Though " wine mom" culture has long been the source of many a mommy meme and largely socially acceptable, marijuana-using moms are stepping out of the shadows and proudly extolling the virtues of cannabis.
In a recent essay for Parents.com, writer Leah Campbell claimed micro-dosing marijuana makes her a better mom.
"A small amount of pot administered as an edible allows me to be present and functional for my daughter," the article reads. "It makes me the best version of myself and I have no shame at all in admitting that it makes me a better parent."
Julia Dennison, executive editor of Parents.com told "Good Morning America" that more moms are opening up about their marijuana use than ever before.
"We see mom influencers on Instagram posting about it," she said. "In line with the legalization of marijuana has come a lessening of the stigma surrounding it."
Dr. Edith Bracho-Sanchez, a primary care pediatrician and Assistant Professor of Pediatrics at Columbia University, agreed. "As more states have moved to legalize cannabis for both medicinal and recreational use in recent years, there certainly has been a rise in the amount of parents who are using them to cope with the stress of parenting and daily life," she told "GMA." "I'm hearing from more and more adults who use these products to 'take the edge off,' relax or ease pain."
In her piece, Campbell writes she started micro-dosing to avoid period pain.
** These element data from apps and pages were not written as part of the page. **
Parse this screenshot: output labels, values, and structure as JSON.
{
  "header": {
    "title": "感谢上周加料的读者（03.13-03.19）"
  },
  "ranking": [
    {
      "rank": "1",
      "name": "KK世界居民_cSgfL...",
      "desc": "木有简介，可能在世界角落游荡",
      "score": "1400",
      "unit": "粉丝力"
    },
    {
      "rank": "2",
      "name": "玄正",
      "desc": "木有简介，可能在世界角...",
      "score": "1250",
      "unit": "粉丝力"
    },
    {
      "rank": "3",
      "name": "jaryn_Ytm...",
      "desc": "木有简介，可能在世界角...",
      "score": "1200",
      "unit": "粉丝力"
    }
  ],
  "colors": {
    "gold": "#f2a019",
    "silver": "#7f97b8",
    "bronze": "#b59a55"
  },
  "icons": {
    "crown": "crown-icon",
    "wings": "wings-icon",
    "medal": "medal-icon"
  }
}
She soon discovered it also eased her anxiety.
"When I started to feel that increase in my heart rate, I found that just one 2.5mg dose of THC was typically enough to stabilize my breathing and bring me back to a steady state. Quick, easy, and effective," she wrote. Campbell wrote she does this 5 - 10 days each month and "every once in a while, I take higher doses recreationally."
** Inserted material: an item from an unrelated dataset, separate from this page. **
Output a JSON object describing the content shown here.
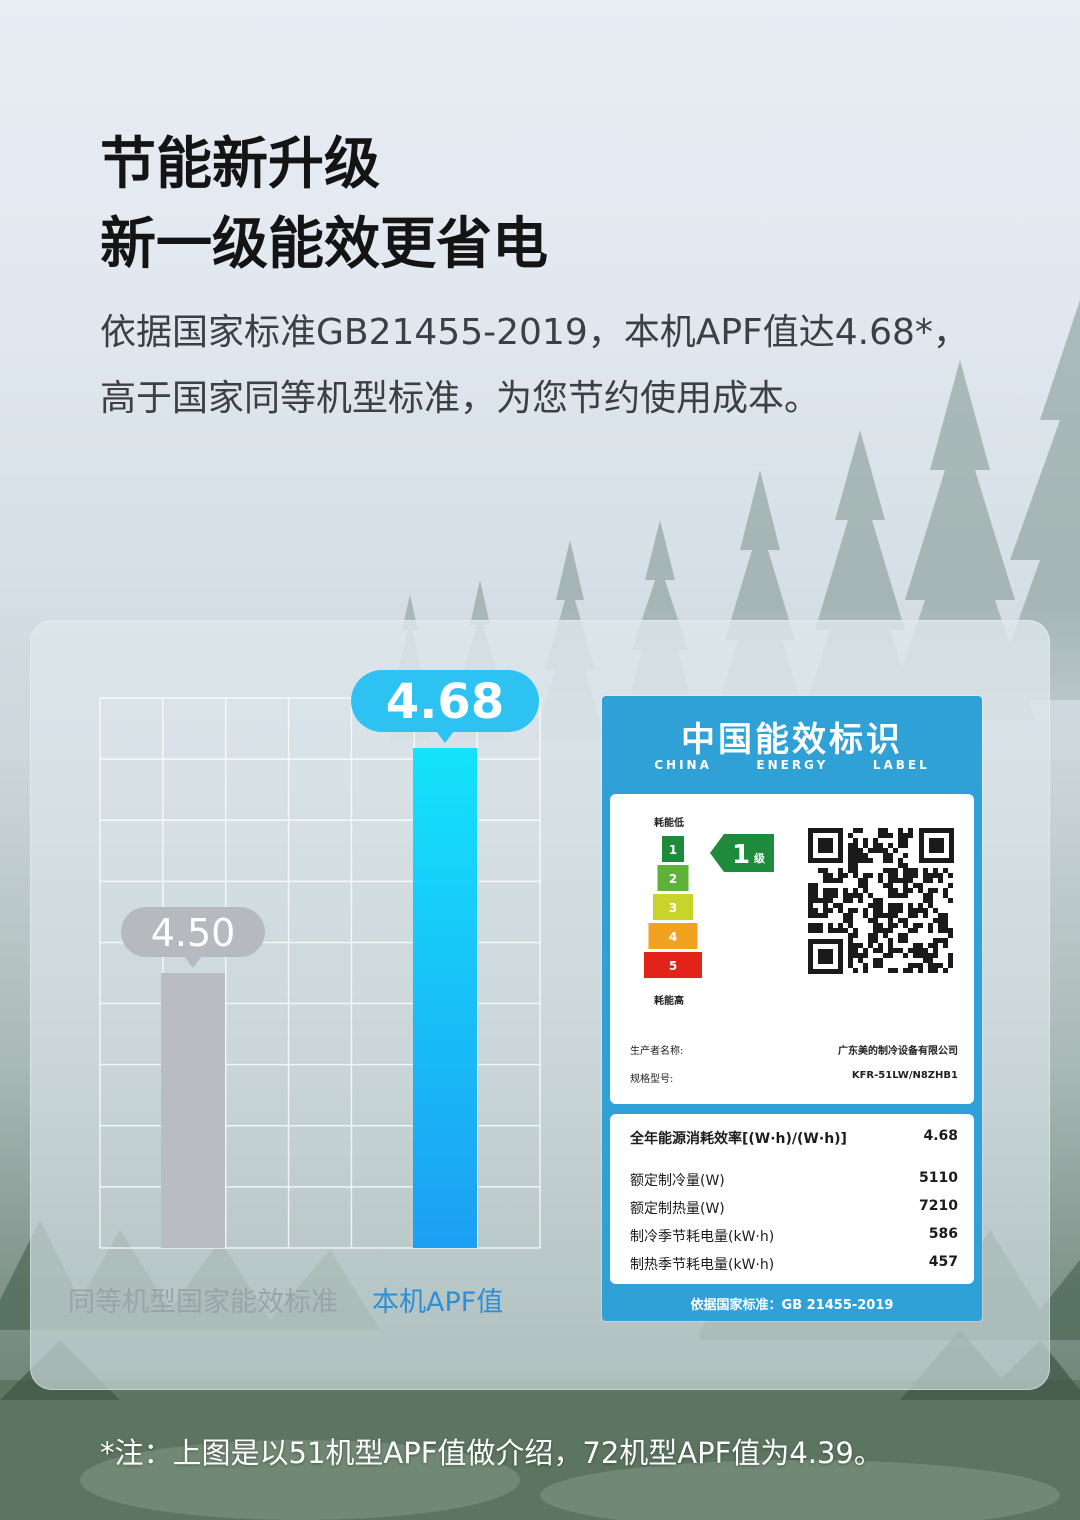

Campbell is far from an outlier. In a 2016 report from the Centers for Disease Control and Prevention, the organization found the highest usage of marijuana was among 26-34 years olds.
Despite this, Dennison said there is still some taboo tied to marijuana use among moms.
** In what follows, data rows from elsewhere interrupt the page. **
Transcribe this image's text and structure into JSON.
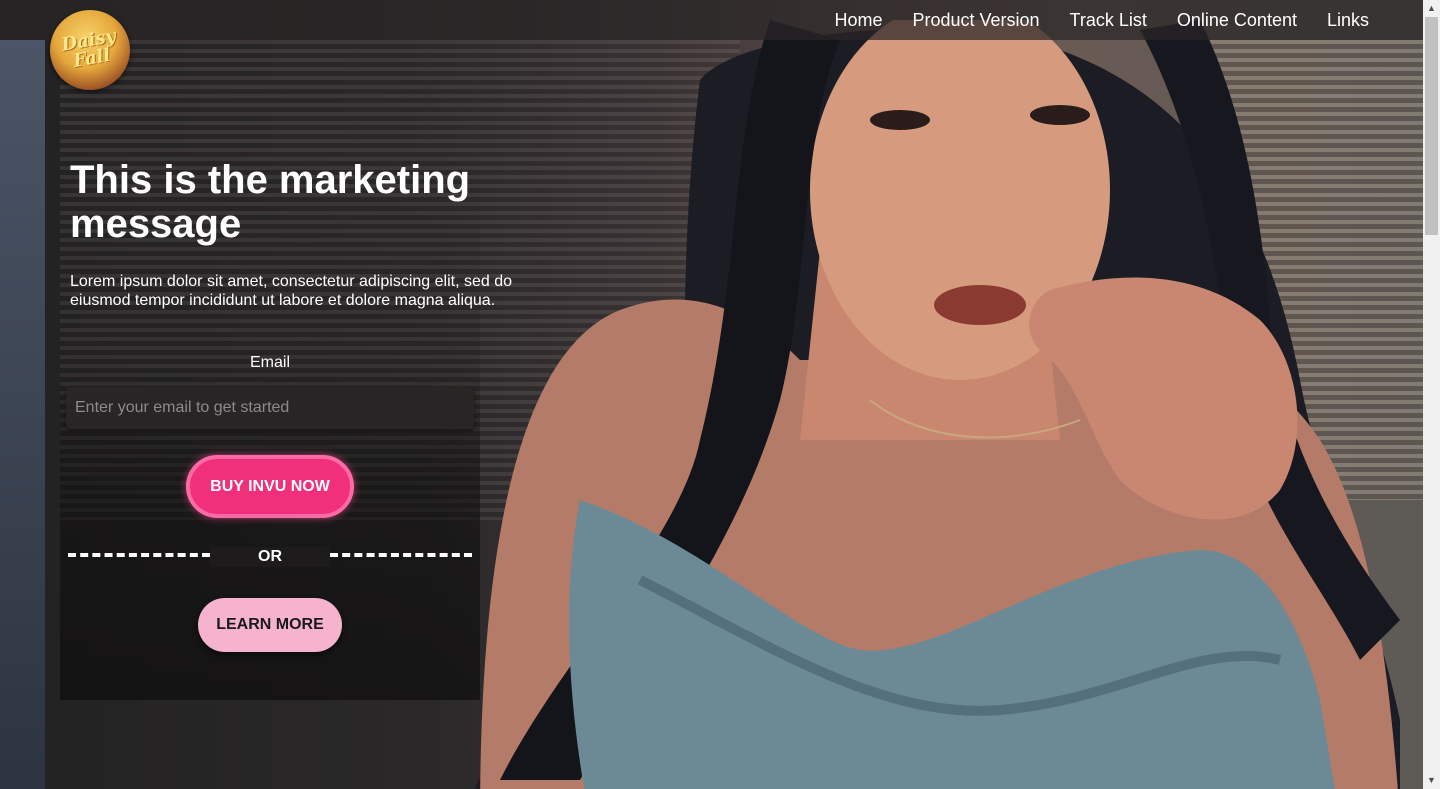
{
  "nav": {
    "items": [
      "Home",
      "Product Version",
      "Track List",
      "Online Content",
      "Links"
    ]
  },
  "logo": {
    "text": "Daisy\nFall"
  },
  "hero": {
    "headline": "This is the marketing message",
    "subtext": "Lorem ipsum dolor sit amet, consectetur adipiscing elit, sed do eiusmod tempor incididunt ut labore et dolore magna aliqua.",
    "image_icon": "woman-portrait-photo"
  },
  "form": {
    "email_label": "Email",
    "email_placeholder": "Enter your email to get started",
    "email_value": "",
    "buy_label": "BUY INVU NOW",
    "or_label": "OR",
    "learn_label": "LEARN MORE"
  },
  "colors": {
    "buy_button": "#f0307a",
    "buy_border": "#ff6aa6",
    "learn_button": "#f5b3cd",
    "navbar_bg": "#282626"
  },
  "scrollbar": {
    "up_icon": "triangle-up-icon",
    "down_icon": "triangle-down-icon"
  }
}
"They get flack in mom groups in a way they don't when the topic is wine," she said.
Marijuana is fully legal in at least 11 states, including Alaska where Campbell lives.
Moms who may not have a marijuana community around them can find support online.
On Facebook, The Cannavist Mom, a group for "cannabis choosing moms" has almost 35,0000 members. It's tagline: "Mommy needs a joint should be just as socially acceptable as Mommy needs a glass of wine!" There's also Moms for Marijuana International with half a million followers.
And while "wine mom" may be tempted to turn "weed mom" if only to save herself the hangover, Bracho-Sanchez warns to proceed carefully.
"Just because these products are now legal, it does not mean that they're always safe," she said. "We have no standards or process for ensuring their quality, we don't know the appropriate dosing for different conditions and we ultimately can't guarantee their safety."
"I do believe the use of these products is a valid strategy to cope with certain medical conditions and I encourage people to partner with their physicians to decide whether they can be safely introduced into the treatment plan," she said.